 While the apparatus 10 has been described for use with target surfaces such as couches, upholstery, etc., for lint and hair removal, the invention is not so limited. The apparatus 10 may be used to clean hard surfaces, such as windows, countertops, etc. If desired, the tape 40 may be pre-wetted and apply a cleaner to the target surface. The tape 40 may further comprise hook material, in addition to/instead of the tape 40 adhesive. All such tapes 40, pre-wetted materials, films, etc. are interchangeably referred to herein as tape 40 or sheet material.
 The supply tape 40 may be provided core wound, coreless wound, z-folded, etc. The tape 40 supply may be inserted into the first chamber 18 as supplied in a clip.
 Referring to FIG. 5, if desired, the apparatus 10 may further comprise a caddy 60 for convenient storage. The caddy 60 may comprise two outboard wings 64 hingedly attached to a central base 62. The wings 64 may articulate inwardly, in the direction of the arrows when the apparatus 10 is inserted into the caddy 60. In this manner, the wings 64 may enclose the apparatus 10 when inserted therein. This arrangement provides for aesthetic storage and protection of the apparatus 10 in the caddy 60 when it is not in use.

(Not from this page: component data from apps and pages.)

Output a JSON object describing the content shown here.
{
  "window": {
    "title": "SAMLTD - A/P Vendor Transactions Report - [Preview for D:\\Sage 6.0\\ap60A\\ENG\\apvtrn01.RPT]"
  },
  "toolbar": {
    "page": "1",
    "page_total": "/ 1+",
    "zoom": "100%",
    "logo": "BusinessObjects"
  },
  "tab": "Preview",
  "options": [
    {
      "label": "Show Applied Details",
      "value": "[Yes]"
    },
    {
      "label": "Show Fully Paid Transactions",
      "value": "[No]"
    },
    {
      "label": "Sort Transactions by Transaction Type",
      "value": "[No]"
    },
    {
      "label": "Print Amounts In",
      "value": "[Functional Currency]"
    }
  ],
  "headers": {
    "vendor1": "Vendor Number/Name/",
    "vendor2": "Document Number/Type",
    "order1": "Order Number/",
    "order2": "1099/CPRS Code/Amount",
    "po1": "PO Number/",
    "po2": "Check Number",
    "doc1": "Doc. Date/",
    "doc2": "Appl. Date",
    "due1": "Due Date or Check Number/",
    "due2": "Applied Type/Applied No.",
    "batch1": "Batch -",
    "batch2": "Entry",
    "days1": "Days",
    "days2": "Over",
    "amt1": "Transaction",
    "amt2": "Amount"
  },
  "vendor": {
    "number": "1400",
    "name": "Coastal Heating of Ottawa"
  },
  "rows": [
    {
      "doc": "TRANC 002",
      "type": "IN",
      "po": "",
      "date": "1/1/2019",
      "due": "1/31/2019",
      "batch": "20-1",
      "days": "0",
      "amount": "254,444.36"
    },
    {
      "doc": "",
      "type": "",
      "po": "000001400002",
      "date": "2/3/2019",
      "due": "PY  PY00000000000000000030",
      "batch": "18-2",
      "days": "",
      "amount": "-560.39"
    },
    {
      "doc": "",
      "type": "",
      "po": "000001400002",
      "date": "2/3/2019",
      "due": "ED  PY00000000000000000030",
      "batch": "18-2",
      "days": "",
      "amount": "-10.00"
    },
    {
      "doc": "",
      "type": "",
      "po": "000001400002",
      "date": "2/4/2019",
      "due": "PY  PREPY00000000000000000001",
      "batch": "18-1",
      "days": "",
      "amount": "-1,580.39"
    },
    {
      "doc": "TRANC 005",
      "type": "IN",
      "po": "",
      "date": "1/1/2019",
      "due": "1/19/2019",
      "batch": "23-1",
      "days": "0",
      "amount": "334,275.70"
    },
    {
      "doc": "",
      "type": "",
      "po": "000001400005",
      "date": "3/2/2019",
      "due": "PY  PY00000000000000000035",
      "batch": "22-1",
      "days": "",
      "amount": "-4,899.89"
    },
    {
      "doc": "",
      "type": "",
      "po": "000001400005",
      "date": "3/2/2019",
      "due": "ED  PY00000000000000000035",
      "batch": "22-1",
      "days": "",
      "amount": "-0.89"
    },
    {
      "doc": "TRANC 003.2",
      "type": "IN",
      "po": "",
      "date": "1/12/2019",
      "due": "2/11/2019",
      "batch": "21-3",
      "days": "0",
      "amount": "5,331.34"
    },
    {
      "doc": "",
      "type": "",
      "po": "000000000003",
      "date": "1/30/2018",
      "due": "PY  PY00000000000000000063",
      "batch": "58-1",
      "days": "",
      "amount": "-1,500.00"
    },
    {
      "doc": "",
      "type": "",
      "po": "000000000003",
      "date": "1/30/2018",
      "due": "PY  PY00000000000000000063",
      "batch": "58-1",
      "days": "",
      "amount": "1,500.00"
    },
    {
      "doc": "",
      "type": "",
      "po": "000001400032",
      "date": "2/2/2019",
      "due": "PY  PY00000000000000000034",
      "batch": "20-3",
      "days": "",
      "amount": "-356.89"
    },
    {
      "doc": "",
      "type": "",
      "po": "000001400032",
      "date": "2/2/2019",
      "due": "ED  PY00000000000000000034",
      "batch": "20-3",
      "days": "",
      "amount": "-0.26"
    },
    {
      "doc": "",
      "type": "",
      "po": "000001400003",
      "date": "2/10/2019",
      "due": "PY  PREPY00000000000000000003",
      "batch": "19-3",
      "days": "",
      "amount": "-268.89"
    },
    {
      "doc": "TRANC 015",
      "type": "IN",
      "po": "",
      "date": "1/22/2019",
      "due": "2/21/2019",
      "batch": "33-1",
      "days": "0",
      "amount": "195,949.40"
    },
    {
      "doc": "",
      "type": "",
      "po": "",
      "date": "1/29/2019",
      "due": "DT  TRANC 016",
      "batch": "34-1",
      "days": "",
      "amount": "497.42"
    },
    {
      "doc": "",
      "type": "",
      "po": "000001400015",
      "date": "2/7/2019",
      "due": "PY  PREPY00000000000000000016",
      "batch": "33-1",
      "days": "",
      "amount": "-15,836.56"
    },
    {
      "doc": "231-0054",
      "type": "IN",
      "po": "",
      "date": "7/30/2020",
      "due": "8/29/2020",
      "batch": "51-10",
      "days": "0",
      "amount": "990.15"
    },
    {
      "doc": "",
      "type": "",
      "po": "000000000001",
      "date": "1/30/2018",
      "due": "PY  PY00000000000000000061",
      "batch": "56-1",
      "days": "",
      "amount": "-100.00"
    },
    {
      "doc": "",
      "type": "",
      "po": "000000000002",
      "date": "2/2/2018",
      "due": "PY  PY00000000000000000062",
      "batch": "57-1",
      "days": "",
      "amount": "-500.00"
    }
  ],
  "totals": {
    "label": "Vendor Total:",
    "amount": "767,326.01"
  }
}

 The dimensions and values disclosed herein are not to be understood as being strictly limited to the exact numerical values recited. Instead, unless otherwise specified, each such dimension is intended to mean both the recited value and a functionally equivalent range surrounding that value. For example, a dimension disclosed as "40 mm" is intended to mean "about 40 mm."
 Every document cited herein, including any cross referenced or related patent or application, is hereby incorporated herein by reference in its entirety unless expressly excluded or otherwise limited. The citation of any document is not an admission that it is prior art with respect to any invention disclosed or claimed herein or that it alone, or in any combination with any other reference or references, teaches, suggests or discloses any such invention. Further, to the extent that any meaning or definition of a term in this document conflicts with any meaning or definition of the same term in a document incorporated by reference, the meaning or definition assigned to that term in this document shall govern.
 While particular embodiments of the present invention have been illustrated and described, it would be obvious to those skilled in the art that various other changes and modifications can be made without departing from the spirit and scope of the invention. It is therefore intended to cover in the appended claims all such changes and modifications that are within the scope of this invention
Patent applications by Glenn Allen Bradbury, Mason, OH US
Patent applications by Mark John Steinhardt, Cincinnati, OH US
Patent applications by Nicola John Policicchio, Mason, OH US
Patent applications by Todd Mitchell Day, Bethel, OH US
Patent applications by William Michael Cannon, West Harrison, IN US
Patent applications in class Adhesive lint remover
Patent applications in all subclasses Adhesive lint remover